June 30, 2013

bothering to date

Dating is trouble.  It's trouble when you're a teenager, it's trouble in college, and even in this age of eHarmony and the like, it's trouble for adults.  It's trouble for the parents of teenagers, trouble for dorm-mothers, trouble for the dumped and trouble for the dumpers.  In fact, the owners of Sonic drive-thru restaurants, and the founders of eHarmony, might be the only ones on the planet who looooove dating.

But I'm not actually talking about dating in that sense.  I'm talking about dating after the wedding; the importance of wives dating their husbands.

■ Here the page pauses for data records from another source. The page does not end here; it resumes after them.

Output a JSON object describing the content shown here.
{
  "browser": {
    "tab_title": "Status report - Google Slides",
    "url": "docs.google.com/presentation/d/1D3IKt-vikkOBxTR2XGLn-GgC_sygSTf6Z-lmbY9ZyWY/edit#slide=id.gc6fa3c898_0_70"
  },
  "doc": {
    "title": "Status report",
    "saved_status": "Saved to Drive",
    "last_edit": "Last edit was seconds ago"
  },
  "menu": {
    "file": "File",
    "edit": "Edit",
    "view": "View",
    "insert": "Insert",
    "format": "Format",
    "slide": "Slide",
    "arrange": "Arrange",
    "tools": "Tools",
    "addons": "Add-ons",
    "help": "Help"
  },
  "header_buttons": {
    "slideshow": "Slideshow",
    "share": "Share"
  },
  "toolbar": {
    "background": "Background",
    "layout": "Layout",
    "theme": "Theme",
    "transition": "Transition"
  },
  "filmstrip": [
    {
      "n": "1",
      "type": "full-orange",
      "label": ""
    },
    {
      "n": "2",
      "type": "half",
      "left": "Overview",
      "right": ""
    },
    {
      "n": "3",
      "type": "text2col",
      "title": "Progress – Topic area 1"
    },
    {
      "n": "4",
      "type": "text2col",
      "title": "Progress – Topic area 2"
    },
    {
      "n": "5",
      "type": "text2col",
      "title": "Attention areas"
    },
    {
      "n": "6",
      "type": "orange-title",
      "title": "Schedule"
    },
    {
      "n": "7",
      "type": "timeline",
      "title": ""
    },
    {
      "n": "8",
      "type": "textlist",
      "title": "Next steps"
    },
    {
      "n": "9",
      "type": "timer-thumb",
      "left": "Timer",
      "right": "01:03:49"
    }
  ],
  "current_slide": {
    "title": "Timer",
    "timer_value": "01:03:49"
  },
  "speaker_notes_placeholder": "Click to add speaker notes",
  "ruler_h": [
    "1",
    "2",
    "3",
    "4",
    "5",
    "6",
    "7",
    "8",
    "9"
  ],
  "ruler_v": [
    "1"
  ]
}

The thing is, dating in this sense is still trouble.  There's the trouble of arranging a sitter, for one thing.  The trouble of getting her to the house, making sure there is kid-friendly/sitter-friendly food on the table, and making sure the hand-towel in the guest bath isn't soaking wet because Heaven forbid the sitter goes home and tells her parents that we are slobs. 

And then there's the trouble of primping for the date.  Sure, we could just throw on our sneakers and head out the door, peanut butter stains on our shirt and all, but our husbands are worth more than that.  They married a cute thing in capris in the early years of the new millennium, and they deserve now to date a semi-cute thing in a maxi skirt who has bothered to shave her legs and wash behind her ears.  There are just some things men will always need, and a pleasant-smelling date is one of them.

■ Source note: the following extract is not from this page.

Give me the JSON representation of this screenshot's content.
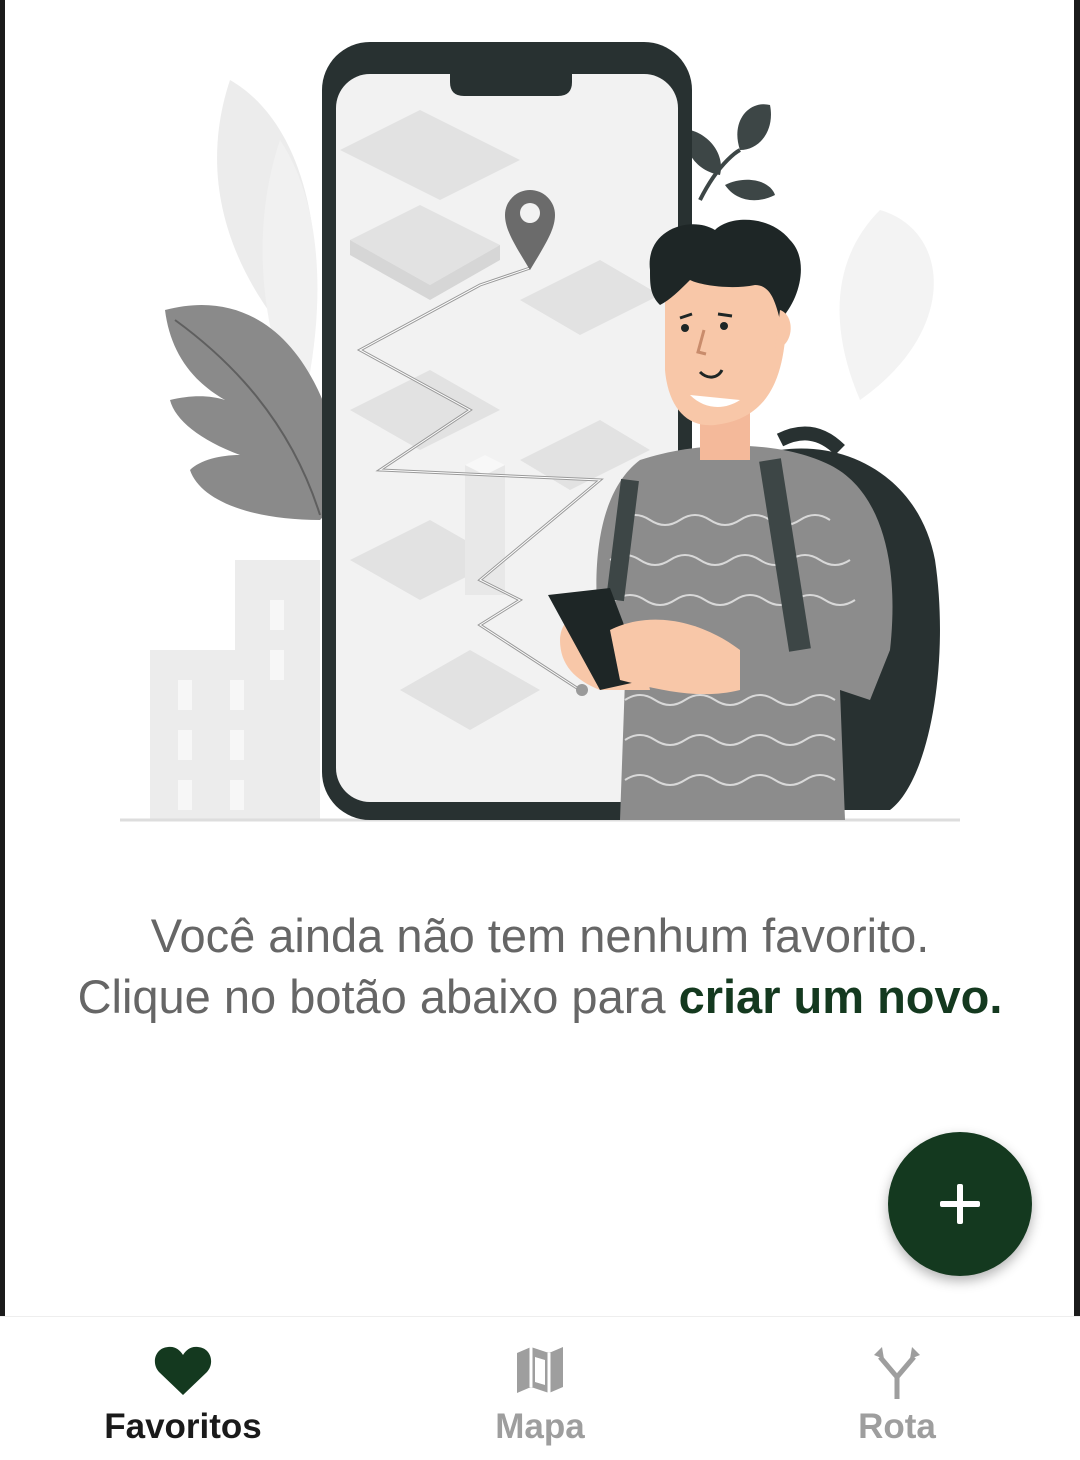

But that's not all.  Husbands need their wives to be present on the date.  That means putting that load of laundry (the one you forgot to load into the dryer) out of your mind.  Smile, listen, and ask him about work.  Ask him what he had for lunch (you can bet his female co-workers know the answer to this one).  You might even learn something new about him, or you might get a glimpse of what he hopes for in the coming decade.  You might remember what color his eyes are, or you might notice that he still laughs the way he did when you met.

In my eleven years as a wife, I've learned that there's a phrase more important than, "Stop and smell the flowers."  And that is, "Stop and date your husband."

It's worth the trouble!